BEGIN RECORDS PROVIDED
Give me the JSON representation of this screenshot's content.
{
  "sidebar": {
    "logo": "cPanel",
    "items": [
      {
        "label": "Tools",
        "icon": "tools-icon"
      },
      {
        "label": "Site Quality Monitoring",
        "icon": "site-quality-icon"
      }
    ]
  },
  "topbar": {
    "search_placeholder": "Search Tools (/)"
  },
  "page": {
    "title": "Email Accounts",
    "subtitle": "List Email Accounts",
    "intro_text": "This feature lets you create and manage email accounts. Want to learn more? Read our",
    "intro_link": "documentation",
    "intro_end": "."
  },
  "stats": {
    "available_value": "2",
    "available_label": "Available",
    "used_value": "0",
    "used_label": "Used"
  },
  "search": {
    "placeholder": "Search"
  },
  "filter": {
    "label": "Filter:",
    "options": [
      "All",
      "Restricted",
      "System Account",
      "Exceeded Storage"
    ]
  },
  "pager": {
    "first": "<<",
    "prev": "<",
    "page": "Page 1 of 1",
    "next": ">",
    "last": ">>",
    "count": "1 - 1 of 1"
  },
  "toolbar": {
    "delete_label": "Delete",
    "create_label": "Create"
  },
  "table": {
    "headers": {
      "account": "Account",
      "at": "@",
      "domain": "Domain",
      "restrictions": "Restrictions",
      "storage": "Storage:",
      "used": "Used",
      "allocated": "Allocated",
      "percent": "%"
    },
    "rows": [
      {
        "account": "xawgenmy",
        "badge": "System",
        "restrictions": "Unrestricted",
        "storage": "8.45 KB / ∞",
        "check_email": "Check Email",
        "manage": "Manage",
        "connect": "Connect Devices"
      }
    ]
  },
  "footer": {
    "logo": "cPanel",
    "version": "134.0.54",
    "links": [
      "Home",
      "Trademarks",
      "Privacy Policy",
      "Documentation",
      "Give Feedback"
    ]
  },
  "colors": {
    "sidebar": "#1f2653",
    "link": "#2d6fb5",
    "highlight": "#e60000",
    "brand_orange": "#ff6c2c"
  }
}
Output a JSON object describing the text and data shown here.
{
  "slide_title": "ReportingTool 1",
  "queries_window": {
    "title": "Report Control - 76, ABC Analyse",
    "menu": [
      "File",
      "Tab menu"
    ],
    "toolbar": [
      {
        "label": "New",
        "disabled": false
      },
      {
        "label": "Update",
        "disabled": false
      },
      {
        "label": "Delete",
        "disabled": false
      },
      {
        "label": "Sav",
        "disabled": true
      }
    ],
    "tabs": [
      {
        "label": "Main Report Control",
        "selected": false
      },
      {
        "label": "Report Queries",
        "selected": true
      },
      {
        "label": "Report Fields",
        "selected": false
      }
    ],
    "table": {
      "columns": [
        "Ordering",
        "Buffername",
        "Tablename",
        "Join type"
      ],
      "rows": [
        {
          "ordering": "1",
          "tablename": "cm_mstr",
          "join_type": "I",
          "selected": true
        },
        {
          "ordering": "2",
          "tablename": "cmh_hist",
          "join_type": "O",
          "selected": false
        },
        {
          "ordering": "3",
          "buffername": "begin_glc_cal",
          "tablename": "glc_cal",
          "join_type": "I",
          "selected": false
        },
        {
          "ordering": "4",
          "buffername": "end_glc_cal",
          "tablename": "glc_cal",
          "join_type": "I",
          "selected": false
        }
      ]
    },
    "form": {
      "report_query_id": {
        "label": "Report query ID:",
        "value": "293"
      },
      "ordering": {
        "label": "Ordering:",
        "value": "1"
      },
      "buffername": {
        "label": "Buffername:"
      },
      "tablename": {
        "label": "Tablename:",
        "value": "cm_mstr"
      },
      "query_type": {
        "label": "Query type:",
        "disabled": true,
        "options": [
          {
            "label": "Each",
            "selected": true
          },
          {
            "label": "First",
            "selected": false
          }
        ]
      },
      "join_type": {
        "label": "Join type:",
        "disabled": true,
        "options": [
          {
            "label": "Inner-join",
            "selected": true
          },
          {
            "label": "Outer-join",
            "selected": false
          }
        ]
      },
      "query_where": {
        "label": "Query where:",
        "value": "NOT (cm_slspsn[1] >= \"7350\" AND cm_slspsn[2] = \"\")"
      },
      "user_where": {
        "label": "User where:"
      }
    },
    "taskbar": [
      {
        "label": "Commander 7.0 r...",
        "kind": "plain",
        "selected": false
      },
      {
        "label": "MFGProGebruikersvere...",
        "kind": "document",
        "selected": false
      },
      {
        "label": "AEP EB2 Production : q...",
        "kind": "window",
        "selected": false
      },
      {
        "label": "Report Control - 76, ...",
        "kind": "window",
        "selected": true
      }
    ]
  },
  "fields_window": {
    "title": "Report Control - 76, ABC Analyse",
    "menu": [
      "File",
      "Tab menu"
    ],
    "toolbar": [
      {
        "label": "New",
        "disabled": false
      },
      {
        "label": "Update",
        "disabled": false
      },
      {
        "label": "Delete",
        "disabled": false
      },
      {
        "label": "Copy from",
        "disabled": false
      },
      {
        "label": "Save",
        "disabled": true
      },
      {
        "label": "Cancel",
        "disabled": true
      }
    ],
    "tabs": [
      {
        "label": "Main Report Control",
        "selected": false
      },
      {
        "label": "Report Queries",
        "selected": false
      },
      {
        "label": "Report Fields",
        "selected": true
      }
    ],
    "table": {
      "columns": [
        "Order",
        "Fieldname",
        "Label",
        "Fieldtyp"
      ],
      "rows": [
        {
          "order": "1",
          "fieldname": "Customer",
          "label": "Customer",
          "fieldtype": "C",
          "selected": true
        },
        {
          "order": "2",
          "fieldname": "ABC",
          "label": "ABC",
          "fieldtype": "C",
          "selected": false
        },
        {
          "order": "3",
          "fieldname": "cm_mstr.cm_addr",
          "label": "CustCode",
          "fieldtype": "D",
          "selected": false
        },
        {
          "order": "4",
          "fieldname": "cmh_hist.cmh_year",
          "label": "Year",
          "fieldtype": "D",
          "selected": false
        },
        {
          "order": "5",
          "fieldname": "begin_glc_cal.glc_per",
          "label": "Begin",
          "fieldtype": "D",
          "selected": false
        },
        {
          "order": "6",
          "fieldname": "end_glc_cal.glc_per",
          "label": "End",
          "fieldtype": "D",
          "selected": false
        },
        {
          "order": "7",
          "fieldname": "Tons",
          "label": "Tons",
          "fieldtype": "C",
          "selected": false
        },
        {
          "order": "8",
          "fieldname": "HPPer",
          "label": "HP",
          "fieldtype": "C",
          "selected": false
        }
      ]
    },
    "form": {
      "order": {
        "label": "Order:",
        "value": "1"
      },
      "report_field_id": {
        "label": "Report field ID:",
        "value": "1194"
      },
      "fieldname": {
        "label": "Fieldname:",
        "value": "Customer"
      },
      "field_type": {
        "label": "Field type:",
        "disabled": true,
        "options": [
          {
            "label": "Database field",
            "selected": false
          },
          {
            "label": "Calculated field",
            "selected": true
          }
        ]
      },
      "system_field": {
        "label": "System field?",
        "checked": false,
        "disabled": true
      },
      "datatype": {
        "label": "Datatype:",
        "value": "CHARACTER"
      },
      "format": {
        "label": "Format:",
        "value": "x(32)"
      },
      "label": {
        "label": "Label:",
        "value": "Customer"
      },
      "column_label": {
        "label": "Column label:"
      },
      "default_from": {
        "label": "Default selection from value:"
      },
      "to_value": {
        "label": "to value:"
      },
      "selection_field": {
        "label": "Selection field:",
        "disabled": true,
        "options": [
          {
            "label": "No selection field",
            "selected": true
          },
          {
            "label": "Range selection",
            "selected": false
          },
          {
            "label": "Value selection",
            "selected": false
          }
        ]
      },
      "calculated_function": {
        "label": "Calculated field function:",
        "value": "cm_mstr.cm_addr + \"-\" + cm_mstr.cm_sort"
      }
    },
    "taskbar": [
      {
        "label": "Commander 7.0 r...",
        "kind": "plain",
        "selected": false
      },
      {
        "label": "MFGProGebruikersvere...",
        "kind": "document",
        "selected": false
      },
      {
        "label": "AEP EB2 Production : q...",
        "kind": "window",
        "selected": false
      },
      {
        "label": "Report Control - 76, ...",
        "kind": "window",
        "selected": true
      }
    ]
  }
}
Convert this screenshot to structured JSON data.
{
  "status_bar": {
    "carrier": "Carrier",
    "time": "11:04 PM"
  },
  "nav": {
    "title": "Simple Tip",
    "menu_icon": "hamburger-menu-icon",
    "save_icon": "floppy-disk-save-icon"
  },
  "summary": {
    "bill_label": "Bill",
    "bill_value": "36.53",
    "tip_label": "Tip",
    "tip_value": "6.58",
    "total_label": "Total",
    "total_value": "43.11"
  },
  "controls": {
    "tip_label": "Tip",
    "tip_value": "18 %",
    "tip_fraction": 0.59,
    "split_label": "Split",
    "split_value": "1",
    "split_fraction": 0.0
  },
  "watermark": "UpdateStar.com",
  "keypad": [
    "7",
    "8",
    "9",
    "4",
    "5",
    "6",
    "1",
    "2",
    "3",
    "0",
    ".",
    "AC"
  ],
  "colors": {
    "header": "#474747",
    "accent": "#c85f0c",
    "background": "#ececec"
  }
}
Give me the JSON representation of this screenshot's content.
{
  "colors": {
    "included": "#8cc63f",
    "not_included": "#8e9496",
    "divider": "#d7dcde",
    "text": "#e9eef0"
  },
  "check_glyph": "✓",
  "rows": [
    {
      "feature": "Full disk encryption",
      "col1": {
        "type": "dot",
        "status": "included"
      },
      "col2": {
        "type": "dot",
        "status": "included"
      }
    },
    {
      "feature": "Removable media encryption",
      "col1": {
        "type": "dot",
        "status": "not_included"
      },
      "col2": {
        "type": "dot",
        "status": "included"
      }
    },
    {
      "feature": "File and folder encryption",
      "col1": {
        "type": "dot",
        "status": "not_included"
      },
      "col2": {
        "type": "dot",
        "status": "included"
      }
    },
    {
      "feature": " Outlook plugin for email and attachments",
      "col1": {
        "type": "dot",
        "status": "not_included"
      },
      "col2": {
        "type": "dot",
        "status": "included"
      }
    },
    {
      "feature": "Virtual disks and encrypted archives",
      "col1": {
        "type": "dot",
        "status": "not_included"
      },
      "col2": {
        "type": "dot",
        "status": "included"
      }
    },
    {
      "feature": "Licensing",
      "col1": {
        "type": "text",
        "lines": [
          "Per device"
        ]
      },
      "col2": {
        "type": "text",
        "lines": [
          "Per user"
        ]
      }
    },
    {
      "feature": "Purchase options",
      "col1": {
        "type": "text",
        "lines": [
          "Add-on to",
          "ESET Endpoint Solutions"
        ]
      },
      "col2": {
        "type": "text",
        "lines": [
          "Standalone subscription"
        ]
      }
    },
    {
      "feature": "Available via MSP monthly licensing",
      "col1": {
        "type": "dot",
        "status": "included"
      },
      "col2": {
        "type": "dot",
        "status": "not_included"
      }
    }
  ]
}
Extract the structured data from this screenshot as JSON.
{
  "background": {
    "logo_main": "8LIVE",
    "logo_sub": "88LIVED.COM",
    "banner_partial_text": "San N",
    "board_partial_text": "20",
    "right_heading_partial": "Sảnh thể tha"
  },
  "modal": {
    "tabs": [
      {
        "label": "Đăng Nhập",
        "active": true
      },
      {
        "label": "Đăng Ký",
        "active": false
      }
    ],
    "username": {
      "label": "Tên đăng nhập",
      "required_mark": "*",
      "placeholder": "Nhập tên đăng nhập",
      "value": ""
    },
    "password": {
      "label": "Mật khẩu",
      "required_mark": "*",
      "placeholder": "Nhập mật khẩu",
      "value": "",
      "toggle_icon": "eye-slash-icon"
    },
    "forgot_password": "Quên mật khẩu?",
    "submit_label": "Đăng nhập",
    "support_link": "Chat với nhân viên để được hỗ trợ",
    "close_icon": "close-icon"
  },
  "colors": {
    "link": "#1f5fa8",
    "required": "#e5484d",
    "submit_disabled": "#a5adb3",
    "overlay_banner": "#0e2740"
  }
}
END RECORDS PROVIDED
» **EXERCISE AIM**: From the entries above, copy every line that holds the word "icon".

» **SOLVED PROBLEM**:
        "icon": "tools-icon"
        "icon": "site-quality-icon"
    "menu_icon": "hamburger-menu-icon",
    "save_icon": "floppy-disk-save-icon"
      "toggle_icon": "eye-slash-icon"
    "close_icon": "close-icon"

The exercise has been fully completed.